After years of huge government cuts and staffing falls there is a real threat that fire and rescue services may not be able to deal with every incident, and fight all fires: for example, we have heard senior service managers state that the public should lower their expectations that large wildfires can be tackled. The cuts are weakening the day-to-day work of the fire and rescue service in every single area; they are making people less safe. They also pose a threat to the ability to respond to large scale incidents - particularly if more than one were to occur at the same time.

The figures were released ahead of Home Secretary Priti Patel’s speech to the Conservative party conference on Tuesday (October 5).

Matt Wrack, General Secretary of the Fire Brigades Union, said: “After years of huge government cuts and staffing falls there is a real threat that fire and rescue services may not be able to deal with every incident, and fight all fires: for example, we have heard senior service managers state that the public should lower their expectations that large wildfires can be tackled.

“The cuts are weakening the day-to-day work of the fire and rescue service in every single area; they are making people less safe. They also pose a threat to the ability to respond to large scale incidents - particularly if more than one were to occur at the same time.

“Households deserve to feel protected. We all want to be able to walk past fire stations and know that there are enough people in there to protect us and firefighters will always do whatever they can to save lives. It’s time the government does the same.”
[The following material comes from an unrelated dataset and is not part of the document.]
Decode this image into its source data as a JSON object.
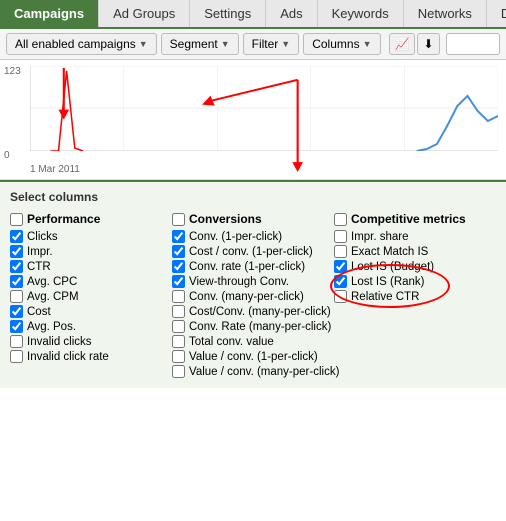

“Households deserve to feel protected. We all want to be able to walk past fire stations and know that there are enough people in there to protect us and firefighters will always do whatever they can to save lives. It’s time the government does the same.”